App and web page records
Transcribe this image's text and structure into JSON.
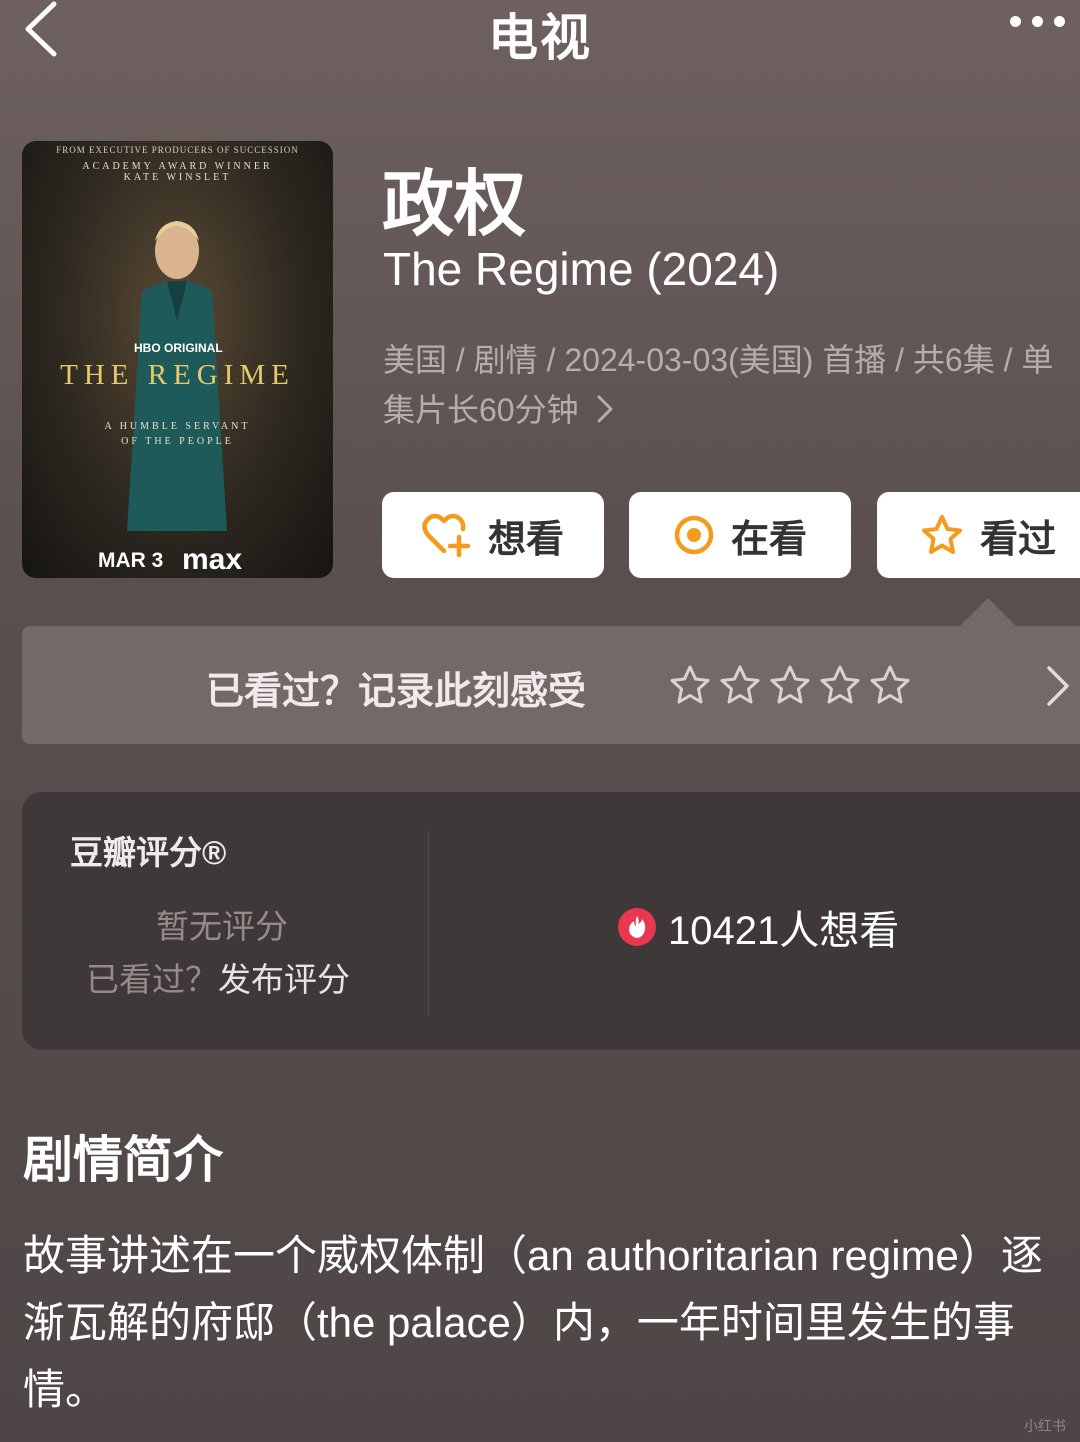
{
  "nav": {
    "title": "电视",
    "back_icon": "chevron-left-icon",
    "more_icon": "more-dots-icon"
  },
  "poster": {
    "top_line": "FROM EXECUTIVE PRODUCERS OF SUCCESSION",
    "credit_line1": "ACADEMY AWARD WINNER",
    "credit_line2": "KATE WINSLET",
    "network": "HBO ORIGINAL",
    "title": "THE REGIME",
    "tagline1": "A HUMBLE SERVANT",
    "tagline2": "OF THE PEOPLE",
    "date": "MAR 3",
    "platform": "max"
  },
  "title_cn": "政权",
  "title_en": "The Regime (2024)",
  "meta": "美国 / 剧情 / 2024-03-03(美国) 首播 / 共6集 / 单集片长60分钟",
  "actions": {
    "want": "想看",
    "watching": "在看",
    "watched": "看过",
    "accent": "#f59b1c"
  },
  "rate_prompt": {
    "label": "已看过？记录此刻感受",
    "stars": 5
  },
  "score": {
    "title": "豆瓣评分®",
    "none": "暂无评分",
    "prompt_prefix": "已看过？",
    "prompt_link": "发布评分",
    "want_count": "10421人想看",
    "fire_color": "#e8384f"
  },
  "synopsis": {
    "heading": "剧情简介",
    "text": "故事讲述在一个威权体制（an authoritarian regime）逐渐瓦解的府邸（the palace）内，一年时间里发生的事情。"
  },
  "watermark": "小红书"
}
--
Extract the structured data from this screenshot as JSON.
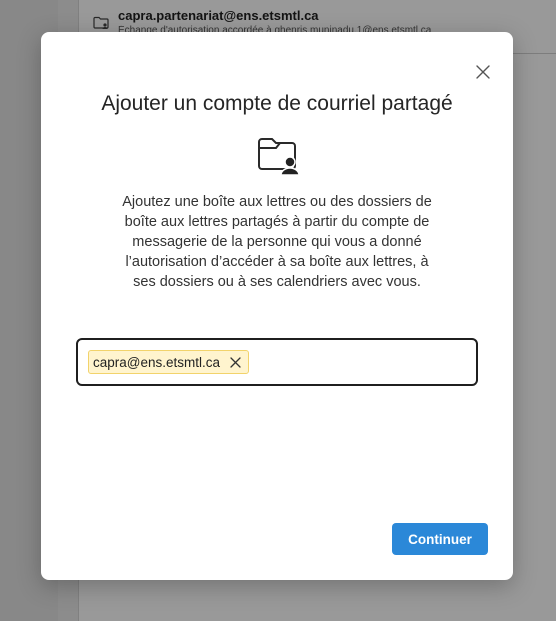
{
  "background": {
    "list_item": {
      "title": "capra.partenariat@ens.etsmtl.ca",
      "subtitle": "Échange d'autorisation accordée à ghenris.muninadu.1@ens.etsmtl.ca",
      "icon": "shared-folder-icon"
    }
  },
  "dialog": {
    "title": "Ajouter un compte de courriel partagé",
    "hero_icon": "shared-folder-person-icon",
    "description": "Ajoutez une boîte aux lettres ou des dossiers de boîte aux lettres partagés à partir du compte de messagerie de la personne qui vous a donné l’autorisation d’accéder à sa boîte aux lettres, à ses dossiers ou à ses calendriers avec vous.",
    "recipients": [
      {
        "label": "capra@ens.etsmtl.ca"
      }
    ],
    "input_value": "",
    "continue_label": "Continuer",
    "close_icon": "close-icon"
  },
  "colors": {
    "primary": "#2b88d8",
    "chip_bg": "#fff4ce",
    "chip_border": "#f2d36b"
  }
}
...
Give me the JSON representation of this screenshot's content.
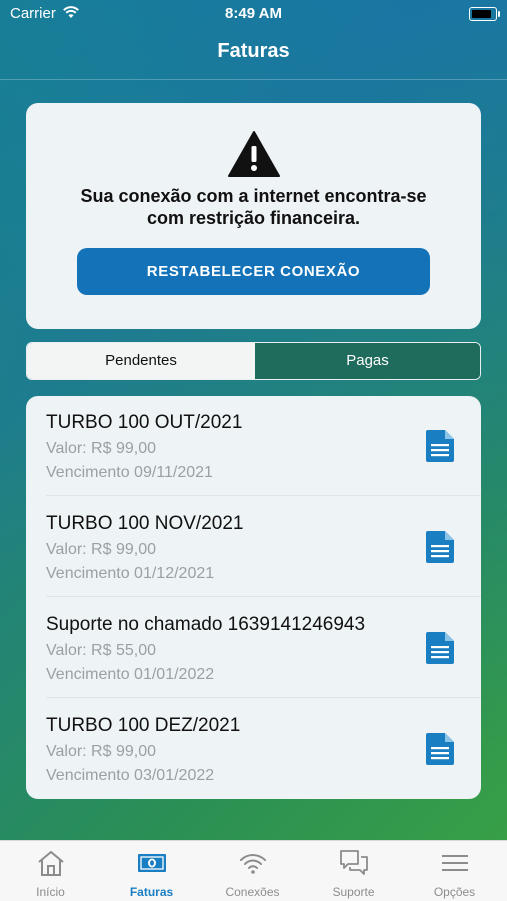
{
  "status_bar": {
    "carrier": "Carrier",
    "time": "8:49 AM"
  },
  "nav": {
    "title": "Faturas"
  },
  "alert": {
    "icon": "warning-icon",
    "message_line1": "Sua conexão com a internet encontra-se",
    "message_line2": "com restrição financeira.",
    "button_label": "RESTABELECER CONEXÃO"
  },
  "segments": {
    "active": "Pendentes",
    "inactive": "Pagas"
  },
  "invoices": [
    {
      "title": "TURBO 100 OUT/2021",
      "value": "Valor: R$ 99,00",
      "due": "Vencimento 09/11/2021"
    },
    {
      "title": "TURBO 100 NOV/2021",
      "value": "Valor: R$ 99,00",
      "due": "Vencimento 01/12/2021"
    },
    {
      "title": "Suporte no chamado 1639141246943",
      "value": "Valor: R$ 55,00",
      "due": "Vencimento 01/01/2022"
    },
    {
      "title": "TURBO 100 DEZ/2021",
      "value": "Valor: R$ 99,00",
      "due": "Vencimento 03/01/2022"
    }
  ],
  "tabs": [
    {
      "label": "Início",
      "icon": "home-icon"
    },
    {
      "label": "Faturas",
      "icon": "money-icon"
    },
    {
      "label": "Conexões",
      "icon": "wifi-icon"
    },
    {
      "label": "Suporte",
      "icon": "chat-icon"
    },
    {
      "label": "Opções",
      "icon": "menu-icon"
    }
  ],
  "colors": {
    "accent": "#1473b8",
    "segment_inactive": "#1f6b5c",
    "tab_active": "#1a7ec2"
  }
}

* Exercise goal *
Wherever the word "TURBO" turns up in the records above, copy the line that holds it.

* Written reply *
      "title": "TURBO 100 OUT/2021",
      "title": "TURBO 100 NOV/2021",
      "title": "TURBO 100 DEZ/2021",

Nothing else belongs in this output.